#### Information provided:
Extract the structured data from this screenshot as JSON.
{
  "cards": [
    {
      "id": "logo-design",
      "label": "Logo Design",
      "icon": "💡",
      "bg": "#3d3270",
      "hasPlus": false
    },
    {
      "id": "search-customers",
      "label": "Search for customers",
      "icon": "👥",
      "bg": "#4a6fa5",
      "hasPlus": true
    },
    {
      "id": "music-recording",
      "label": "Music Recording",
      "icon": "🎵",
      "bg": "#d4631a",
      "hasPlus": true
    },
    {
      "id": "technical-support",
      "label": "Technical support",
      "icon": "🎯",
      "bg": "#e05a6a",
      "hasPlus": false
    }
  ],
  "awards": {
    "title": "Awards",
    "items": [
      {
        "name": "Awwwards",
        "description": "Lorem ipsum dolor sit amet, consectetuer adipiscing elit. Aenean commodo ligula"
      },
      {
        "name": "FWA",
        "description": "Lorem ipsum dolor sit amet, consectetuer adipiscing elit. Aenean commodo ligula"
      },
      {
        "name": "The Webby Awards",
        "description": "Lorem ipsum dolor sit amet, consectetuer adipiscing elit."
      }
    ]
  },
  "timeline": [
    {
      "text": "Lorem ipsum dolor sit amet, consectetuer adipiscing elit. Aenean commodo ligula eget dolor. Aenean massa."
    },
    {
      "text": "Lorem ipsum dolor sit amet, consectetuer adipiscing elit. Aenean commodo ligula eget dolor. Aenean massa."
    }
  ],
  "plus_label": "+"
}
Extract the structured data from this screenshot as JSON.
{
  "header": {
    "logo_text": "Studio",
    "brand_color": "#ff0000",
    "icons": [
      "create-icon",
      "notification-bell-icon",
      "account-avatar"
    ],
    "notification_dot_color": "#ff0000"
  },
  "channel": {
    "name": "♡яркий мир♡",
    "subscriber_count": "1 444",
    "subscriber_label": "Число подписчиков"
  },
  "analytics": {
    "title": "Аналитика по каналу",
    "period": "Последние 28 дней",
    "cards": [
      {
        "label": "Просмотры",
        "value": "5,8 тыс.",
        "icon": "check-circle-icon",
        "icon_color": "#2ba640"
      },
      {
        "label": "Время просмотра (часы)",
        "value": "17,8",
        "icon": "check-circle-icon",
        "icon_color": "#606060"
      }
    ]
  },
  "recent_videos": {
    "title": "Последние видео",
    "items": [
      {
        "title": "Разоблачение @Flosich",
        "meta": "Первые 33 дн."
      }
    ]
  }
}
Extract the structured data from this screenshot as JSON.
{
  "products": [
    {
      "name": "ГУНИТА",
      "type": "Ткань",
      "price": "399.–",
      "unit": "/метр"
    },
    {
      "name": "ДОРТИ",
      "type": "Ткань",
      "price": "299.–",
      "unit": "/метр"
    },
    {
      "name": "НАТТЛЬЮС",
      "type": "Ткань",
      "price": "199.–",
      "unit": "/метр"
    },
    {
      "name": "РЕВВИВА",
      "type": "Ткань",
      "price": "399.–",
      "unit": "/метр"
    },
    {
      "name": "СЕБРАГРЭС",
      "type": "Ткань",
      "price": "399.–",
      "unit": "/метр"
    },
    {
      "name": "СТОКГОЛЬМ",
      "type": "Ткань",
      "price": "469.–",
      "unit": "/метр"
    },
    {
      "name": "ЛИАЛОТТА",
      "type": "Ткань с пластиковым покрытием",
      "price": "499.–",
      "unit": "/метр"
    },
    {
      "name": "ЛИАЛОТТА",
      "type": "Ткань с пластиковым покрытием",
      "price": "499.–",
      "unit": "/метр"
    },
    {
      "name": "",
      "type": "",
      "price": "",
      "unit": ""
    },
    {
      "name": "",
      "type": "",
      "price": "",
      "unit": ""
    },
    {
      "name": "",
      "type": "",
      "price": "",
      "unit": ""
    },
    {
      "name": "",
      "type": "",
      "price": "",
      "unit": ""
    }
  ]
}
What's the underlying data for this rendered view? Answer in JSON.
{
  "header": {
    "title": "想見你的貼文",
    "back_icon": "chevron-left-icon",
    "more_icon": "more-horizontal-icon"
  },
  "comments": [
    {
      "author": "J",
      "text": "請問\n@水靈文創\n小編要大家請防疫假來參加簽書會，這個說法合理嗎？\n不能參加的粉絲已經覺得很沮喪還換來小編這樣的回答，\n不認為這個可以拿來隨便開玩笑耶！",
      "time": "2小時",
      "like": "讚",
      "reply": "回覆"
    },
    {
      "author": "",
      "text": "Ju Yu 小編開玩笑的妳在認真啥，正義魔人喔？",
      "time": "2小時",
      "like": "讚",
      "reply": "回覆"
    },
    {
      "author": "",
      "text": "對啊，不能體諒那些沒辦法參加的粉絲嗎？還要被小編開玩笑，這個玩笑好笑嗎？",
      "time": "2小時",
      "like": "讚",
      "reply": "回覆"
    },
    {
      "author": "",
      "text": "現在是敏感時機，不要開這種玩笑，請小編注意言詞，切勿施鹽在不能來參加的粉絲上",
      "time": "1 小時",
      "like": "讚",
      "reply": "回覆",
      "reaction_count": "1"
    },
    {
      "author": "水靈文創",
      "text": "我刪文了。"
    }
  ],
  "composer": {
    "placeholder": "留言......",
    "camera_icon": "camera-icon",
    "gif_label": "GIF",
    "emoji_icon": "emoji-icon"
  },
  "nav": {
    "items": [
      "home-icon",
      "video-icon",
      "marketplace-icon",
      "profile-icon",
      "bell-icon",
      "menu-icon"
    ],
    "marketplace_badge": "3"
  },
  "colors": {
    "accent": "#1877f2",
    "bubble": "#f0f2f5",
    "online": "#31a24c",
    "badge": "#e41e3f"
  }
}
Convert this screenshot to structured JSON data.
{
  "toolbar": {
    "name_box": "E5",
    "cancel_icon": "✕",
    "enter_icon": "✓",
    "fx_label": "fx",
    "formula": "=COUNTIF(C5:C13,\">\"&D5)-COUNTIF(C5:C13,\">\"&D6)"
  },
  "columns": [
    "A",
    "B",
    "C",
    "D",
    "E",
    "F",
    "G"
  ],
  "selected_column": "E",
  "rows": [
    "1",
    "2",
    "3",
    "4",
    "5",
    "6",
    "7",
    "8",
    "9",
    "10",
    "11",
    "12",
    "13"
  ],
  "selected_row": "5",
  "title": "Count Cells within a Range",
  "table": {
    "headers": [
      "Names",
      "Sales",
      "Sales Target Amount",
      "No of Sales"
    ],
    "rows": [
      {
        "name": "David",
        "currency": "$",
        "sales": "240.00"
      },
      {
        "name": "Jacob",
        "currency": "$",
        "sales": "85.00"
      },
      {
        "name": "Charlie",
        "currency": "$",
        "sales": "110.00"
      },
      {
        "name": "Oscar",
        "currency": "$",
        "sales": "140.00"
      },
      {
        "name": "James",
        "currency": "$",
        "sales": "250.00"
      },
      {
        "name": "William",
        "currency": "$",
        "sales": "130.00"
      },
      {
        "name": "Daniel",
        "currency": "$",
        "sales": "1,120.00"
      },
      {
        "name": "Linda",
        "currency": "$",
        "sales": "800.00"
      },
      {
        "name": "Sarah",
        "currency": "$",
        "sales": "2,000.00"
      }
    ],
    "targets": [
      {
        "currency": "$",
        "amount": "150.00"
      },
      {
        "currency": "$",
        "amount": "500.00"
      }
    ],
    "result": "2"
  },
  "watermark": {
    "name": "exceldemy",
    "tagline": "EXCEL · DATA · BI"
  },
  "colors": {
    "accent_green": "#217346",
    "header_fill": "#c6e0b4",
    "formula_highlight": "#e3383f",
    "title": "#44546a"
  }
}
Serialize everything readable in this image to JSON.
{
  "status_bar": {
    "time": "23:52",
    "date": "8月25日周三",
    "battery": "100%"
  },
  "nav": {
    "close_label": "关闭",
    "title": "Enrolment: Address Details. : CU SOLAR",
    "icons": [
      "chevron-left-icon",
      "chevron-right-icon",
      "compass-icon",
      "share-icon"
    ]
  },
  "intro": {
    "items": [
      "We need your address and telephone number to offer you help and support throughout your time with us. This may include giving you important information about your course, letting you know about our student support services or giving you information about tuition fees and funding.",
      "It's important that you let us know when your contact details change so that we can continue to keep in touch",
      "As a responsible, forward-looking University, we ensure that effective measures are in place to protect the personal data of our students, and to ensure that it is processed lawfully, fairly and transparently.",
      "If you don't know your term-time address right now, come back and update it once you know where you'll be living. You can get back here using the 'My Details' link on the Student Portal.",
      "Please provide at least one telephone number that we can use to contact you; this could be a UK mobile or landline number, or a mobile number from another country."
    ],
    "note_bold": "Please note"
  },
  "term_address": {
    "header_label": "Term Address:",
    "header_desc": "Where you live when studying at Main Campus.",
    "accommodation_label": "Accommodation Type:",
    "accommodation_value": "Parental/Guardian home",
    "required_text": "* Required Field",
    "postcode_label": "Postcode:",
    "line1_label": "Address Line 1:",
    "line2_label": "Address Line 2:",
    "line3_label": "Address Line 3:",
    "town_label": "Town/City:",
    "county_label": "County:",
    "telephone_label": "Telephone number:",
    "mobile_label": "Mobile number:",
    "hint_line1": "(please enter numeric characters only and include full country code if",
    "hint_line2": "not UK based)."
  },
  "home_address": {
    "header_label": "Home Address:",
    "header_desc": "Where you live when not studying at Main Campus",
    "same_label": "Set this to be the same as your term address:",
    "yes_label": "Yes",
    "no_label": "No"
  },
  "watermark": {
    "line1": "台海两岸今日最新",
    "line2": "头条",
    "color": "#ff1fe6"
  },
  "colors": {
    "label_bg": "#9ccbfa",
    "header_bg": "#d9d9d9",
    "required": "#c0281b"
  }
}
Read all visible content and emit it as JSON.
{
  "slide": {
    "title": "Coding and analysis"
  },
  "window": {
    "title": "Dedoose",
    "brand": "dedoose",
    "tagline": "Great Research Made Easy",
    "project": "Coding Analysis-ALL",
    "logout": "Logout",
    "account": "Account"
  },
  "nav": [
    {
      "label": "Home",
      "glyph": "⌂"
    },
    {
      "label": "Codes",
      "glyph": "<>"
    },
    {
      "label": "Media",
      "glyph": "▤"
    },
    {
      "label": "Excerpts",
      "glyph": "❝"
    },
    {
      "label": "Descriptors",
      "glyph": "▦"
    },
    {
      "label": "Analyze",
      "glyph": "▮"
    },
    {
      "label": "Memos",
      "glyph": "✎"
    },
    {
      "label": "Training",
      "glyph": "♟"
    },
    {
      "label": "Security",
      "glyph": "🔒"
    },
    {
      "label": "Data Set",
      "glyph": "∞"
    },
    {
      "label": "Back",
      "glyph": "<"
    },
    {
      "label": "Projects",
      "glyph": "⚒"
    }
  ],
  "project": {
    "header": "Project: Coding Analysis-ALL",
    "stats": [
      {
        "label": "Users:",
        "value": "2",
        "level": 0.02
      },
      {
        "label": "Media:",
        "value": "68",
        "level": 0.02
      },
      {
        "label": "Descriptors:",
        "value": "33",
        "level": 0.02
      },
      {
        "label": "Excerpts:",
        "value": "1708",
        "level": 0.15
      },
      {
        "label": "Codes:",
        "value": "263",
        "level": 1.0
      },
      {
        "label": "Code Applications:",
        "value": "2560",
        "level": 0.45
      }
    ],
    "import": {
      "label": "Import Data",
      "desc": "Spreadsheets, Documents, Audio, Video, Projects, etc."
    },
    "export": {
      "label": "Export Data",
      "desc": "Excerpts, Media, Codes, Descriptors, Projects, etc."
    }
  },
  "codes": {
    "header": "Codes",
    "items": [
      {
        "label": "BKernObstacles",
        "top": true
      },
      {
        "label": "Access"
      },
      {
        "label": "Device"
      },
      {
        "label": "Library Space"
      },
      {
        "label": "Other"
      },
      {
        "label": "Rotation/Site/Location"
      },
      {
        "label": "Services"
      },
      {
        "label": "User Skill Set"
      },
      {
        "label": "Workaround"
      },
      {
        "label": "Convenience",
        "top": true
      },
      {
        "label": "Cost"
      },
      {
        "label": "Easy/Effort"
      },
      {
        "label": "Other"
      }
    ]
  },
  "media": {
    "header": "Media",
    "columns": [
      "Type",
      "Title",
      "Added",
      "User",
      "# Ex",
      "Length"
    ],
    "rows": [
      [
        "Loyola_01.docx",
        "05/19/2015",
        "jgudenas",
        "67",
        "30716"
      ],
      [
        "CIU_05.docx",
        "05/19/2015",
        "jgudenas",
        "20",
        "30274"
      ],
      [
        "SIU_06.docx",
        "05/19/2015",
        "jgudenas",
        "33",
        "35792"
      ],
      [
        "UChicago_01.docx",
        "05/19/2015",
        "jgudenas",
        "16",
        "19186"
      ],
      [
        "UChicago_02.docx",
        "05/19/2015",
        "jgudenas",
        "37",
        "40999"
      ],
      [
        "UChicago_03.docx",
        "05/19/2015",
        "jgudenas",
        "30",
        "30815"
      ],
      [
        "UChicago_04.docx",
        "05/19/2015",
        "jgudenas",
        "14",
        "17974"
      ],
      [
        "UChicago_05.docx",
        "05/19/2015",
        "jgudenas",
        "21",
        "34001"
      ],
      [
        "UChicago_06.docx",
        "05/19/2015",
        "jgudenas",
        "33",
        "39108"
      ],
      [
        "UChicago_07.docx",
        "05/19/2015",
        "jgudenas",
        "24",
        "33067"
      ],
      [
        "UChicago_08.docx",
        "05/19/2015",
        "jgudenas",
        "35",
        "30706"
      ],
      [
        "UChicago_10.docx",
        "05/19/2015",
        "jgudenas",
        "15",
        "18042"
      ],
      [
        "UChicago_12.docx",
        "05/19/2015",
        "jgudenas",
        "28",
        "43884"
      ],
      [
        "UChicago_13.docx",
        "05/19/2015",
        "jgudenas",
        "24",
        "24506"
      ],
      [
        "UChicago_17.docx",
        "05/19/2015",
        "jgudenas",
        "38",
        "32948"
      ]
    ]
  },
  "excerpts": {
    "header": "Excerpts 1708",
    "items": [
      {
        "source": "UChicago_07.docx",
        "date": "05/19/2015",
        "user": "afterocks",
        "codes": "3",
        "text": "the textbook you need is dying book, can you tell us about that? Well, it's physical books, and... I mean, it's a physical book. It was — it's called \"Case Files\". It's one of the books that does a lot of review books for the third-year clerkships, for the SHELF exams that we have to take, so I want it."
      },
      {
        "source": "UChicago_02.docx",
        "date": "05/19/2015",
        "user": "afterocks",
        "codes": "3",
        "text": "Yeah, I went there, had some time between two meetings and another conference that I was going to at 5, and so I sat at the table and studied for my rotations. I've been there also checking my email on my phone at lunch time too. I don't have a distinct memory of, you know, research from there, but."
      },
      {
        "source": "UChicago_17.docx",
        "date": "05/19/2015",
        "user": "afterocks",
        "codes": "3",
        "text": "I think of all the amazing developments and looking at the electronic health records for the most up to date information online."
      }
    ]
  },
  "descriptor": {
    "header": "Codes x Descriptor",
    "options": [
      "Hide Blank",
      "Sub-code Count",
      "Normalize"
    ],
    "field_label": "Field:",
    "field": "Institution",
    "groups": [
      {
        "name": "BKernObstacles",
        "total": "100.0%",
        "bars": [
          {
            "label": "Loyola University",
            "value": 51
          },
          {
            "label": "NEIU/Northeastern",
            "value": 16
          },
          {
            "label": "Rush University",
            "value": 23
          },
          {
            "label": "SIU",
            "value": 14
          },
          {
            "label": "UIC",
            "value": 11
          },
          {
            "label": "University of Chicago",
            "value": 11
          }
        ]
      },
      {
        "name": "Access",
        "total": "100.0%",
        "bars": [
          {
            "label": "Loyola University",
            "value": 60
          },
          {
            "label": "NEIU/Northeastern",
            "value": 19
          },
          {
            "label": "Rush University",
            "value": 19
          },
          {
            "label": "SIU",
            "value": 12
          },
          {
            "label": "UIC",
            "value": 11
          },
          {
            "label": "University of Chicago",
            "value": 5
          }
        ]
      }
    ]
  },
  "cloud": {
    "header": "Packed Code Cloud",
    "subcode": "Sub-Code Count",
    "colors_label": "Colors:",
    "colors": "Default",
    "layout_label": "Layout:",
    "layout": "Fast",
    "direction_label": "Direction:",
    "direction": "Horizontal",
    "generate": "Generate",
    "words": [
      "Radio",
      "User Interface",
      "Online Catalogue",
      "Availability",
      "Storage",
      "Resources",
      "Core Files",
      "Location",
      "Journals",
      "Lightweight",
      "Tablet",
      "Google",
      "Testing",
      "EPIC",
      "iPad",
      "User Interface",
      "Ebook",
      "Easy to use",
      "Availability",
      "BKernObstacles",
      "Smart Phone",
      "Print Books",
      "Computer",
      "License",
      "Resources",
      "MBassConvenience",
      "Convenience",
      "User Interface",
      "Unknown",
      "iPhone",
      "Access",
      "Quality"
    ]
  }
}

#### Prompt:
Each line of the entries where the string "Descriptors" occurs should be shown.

#### Result of the exercise:
      "label": "Descriptors",
        "label": "Descriptors:",
      "desc": "Excerpts, Media, Codes, Descriptors, Projects, etc."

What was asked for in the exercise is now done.